The identity spaces held open houses from Sept. 11 to Sept. 15. Emory will host a grand opening celebration on Oct. 21 during Homecoming weekend, according to Kristina Bethea Odejimi, dean of students and associate vice president for belonging, engagement and community.
“The new identity spaces provide more room for students to learn about different cultures and a place for students to connect across their identities, expanding their personal understanding of themselves, the world around them and making deep connections with those with shared experiences,” Odejimi wrote in an email to the Wheel.
The identity spaces moved from the bottom floor of the Alumni Memorial University Center (AMUC) to the newly-constructed third floor of Cox Hall. They include the Center for Women, Centro Latinx, Emory Black Student Union (EBSU), Lesbian Gay Bisexual Transgender (LGBT) Life and the Asian Student Center, which was established most recently in 2021.
Emory Pride Secretary Advik Bharadwaj (25C), who is also a leader for the Office of LGBT Life’s queer and Asian community group, said the new identity spaces are much larger.

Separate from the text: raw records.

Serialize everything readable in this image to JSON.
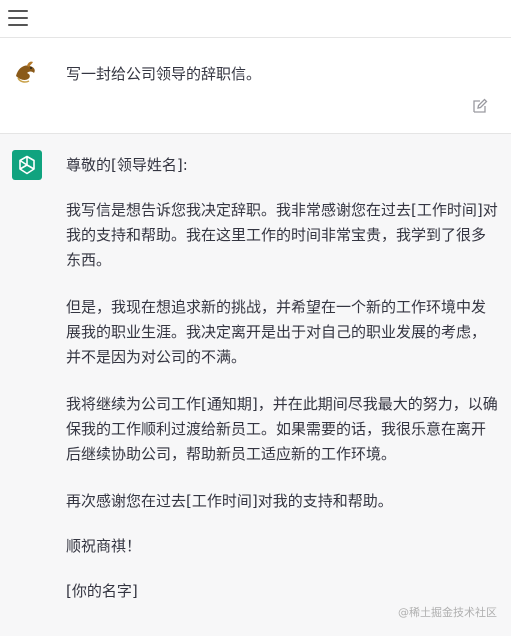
{
  "user": {
    "prompt": "写一封给公司领导的辞职信。"
  },
  "assistant": {
    "greeting": "尊敬的[领导姓名]:",
    "paragraphs": [
      "我写信是想告诉您我决定辞职。我非常感谢您在过去[工作时间]对我的支持和帮助。我在这里工作的时间非常宝贵，我学到了很多东西。",
      "但是，我现在想追求新的挑战，并希望在一个新的工作环境中发展我的职业生涯。我决定离开是出于对自己的职业发展的考虑，并不是因为对公司的不满。",
      "我将继续为公司工作[通知期]，并在此期间尽我最大的努力，以确保我的工作顺利过渡给新员工。如果需要的话，我很乐意在离开后继续协助公司，帮助新员工适应新的工作环境。",
      "再次感谢您在过去[工作时间]对我的支持和帮助。"
    ],
    "closing": "顺祝商祺！",
    "signature": "[你的名字]"
  },
  "watermark": "@稀土掘金技术社区",
  "colors": {
    "assistant_avatar_bg": "#10a37f",
    "assistant_bg": "#f7f7f8"
  }
}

The spaces will also open up rooms for cross-departmental and cross-identity programming, Odejimi added, which Bharadwaj said is convenient for queer community group discussions.
“As a university, we will be able to better embrace the intersectionality of our students’ lived experiences in a physical way,” Odejimi wrote.
Ismael Karim (26C), who is an intern at Centro Latinx, explained that the new location in Cox Hall is easier to find, which makes the identity spaces more accessible to students.
“It also just gives us another opportunity to kind of reimagine the space as we want it,” Karim said. “The space is a reflection of who we are and will allow us to be comfortable, so it’s a great move and I’m excited to see the new space and see how people take advantage of it.”
Karim said students can use the space however they want, such as studying and hosting meetings.
“It’s supposed to be a place where you can kind of just rest, be yourself and kind of just enjoy Latinx people and our culture and our identity in a safe environment,” Karim said.
Jamila Spears (24C), an intern at EBSU, said that the group seeks to increase a sense of community while spreading awareness about events and resources for Black students. She added that it can be hard for students to find a sense of community in college.
“We have a specific space where you always know that you can connect with people from your community and that also where you can feel safe and supportive,” Spears said.
Bharadwaj explained that identity spaces “foster a space of comfort as well as discussion,” which allows people to share their personal experiences.
“Especially because a lot of identities in Cox are for marginalized groups, it’s very helpful to kind of have a space to bond and a space to share with other people that share identities with you,” Bharadwaj said.
Yvonna Smothers (25C) said the Center for Women caters events to “different identities within the woman experience,” including Latinx, Asian and Black women. She noted that she likes that people are coming together to promote intersectionality through the new identity spaces.
“Here at the center, we just want to promote inclusivity and intersectionality,” Smothers said. “That’s really important and it’s a good job that Emory decided to do that.”
Campus Life will return some of its services and resources to the bottom floor of AMUC now that the identity spaces have moved, according to Executive Director of Student Centers Lydia Washington.
“We are working to enhance students’ convenience and access to the resources they use the most while creating more reservable collaboration and programming space for students across both the Student Center and the AMUC,” Washington wrote in an email to the Wheel.
Odejimi noted that the identity spaces are meant to empower Emory students to thrive.
“We are excited to see how students utilize the space to organically create community and participate in program offerings,” Odejimi wrote.